ASSIGNED TASK: Search the records for the word "advice" and report each line that has it.
[SUPPLIED ENTRIES — start]
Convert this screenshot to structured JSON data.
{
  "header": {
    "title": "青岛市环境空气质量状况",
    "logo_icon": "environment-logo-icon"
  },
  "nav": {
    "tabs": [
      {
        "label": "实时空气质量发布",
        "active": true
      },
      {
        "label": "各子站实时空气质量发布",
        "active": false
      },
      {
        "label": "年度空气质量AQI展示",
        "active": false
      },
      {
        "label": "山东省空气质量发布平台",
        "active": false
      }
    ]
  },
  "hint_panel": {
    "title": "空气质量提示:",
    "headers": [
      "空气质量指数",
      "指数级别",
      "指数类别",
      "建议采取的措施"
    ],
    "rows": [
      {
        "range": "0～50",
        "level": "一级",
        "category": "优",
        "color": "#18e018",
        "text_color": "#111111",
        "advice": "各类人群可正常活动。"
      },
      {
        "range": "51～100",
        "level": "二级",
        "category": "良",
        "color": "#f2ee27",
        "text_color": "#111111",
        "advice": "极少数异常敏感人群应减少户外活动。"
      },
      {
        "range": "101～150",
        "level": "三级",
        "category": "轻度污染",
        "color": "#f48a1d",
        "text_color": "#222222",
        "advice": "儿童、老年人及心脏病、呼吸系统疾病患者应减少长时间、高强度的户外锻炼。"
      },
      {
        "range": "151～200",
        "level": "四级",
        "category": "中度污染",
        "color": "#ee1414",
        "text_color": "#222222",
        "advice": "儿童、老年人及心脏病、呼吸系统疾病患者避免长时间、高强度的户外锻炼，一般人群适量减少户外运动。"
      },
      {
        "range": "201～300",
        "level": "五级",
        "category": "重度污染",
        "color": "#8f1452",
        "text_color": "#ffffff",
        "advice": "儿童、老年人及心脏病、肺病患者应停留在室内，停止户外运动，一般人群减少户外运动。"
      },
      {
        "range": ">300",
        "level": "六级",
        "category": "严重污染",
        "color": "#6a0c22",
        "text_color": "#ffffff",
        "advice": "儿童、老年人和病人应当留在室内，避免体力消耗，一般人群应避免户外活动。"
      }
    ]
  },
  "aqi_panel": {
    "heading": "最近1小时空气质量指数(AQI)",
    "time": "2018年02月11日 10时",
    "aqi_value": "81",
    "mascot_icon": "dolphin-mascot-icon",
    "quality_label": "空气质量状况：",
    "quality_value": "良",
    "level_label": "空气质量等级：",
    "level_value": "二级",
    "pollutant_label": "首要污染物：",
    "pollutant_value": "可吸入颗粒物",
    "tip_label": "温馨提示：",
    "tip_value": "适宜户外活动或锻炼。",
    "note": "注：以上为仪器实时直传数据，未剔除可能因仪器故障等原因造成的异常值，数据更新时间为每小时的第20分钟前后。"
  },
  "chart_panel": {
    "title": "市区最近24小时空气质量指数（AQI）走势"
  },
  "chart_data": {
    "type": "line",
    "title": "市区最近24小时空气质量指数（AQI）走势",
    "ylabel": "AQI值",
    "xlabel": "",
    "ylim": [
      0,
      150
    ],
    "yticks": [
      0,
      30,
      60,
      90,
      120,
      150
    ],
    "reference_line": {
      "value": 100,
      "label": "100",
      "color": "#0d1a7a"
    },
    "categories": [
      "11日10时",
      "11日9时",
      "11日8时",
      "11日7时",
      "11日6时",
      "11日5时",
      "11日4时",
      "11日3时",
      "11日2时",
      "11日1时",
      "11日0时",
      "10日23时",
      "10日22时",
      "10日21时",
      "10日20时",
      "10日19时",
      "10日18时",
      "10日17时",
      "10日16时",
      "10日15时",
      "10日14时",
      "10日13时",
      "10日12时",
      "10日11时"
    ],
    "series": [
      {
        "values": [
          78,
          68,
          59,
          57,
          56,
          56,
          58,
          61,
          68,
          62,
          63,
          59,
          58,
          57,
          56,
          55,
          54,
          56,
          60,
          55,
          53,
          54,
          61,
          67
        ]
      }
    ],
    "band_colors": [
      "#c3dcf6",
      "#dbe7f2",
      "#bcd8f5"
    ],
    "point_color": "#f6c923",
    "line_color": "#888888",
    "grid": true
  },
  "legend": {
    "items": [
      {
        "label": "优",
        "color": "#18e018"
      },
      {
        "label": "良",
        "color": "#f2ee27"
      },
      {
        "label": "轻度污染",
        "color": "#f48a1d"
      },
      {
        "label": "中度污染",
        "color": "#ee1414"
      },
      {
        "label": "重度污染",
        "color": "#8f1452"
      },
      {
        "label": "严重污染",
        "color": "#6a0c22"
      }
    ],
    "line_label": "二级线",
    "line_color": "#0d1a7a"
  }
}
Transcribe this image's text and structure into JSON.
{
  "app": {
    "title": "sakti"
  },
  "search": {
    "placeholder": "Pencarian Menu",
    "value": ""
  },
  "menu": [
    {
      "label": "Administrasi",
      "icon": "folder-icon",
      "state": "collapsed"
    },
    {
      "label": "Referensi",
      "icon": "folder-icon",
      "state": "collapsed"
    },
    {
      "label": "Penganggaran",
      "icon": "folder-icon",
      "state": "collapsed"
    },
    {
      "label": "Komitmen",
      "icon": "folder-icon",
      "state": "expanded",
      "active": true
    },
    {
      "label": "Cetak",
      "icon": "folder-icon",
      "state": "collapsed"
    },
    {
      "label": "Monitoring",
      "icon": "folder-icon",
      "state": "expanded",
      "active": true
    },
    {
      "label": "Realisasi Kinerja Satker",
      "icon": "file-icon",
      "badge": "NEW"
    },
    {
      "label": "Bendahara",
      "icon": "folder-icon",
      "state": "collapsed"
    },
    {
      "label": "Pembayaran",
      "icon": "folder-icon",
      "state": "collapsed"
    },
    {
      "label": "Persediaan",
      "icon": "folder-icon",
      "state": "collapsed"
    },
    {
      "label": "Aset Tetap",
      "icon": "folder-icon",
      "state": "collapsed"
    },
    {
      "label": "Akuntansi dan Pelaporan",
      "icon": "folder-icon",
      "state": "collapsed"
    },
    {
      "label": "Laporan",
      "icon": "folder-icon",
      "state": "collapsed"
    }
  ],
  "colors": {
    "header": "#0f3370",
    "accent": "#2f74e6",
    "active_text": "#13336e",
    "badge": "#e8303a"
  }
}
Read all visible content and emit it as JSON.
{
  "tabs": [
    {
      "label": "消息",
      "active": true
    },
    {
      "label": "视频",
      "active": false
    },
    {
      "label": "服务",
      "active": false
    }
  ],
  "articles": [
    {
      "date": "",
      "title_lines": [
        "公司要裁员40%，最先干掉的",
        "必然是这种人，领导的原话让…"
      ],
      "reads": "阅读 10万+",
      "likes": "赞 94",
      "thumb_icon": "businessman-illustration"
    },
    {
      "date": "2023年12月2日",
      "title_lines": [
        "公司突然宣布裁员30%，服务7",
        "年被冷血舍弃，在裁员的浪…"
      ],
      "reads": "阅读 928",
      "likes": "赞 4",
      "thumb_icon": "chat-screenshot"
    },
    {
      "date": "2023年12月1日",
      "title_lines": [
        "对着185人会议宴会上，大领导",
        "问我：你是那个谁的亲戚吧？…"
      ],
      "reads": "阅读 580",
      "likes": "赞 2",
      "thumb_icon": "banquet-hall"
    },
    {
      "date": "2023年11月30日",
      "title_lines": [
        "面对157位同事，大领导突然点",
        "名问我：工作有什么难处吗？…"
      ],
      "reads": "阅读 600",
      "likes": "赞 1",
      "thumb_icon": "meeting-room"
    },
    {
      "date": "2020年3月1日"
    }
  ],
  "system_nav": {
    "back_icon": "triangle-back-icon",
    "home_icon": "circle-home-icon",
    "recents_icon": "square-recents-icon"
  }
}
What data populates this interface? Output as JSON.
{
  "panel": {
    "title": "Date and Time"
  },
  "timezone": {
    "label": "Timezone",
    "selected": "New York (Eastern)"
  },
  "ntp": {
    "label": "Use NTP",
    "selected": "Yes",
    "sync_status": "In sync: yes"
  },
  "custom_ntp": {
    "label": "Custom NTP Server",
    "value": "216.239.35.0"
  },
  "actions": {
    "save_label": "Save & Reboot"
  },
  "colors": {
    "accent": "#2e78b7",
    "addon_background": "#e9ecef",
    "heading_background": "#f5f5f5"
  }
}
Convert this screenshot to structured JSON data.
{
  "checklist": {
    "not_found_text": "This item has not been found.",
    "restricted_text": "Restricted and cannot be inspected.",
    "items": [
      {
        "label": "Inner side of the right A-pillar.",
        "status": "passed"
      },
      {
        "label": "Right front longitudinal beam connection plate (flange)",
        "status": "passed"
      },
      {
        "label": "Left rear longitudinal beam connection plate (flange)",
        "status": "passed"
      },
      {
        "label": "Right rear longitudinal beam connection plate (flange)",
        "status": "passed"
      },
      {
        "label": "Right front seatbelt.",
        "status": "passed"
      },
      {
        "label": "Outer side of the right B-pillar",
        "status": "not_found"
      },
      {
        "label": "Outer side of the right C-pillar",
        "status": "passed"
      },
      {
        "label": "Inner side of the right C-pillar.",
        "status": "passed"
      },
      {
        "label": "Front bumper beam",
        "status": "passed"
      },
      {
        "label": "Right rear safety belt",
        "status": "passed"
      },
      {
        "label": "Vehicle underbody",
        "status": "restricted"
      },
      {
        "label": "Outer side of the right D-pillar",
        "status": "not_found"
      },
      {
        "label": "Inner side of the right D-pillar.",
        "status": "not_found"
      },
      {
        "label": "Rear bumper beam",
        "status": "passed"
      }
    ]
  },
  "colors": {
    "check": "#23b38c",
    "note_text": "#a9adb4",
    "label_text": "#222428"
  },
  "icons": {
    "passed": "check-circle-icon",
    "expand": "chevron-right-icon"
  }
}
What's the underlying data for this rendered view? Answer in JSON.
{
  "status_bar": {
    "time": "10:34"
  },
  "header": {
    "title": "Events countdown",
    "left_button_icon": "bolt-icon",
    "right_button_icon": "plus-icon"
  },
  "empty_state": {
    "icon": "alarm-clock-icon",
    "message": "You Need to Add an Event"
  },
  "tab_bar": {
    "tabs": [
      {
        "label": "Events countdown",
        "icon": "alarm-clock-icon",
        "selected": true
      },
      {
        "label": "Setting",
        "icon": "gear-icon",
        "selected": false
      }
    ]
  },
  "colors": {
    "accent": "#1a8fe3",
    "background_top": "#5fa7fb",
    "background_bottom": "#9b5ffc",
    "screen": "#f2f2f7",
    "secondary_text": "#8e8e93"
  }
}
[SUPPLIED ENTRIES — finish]
RESPONSE BELOW:
        "advice": "各类人群可正常活动。"
        "advice": "极少数异常敏感人群应减少户外活动。"
        "advice": "儿童、老年人及心脏病、呼吸系统疾病患者应减少长时间、高强度的户外锻炼。"
        "advice": "儿童、老年人及心脏病、呼吸系统疾病患者避免长时间、高强度的户外锻炼，一般人群适量减少户外运动。"
        "advice": "儿童、老年人及心脏病、肺病患者应停留在室内，停止户外运动，一般人群减少户外运动。"
        "advice": "儿童、老年人和病人应当留在室内，避免体力消耗，一般人群应避免户外活动。"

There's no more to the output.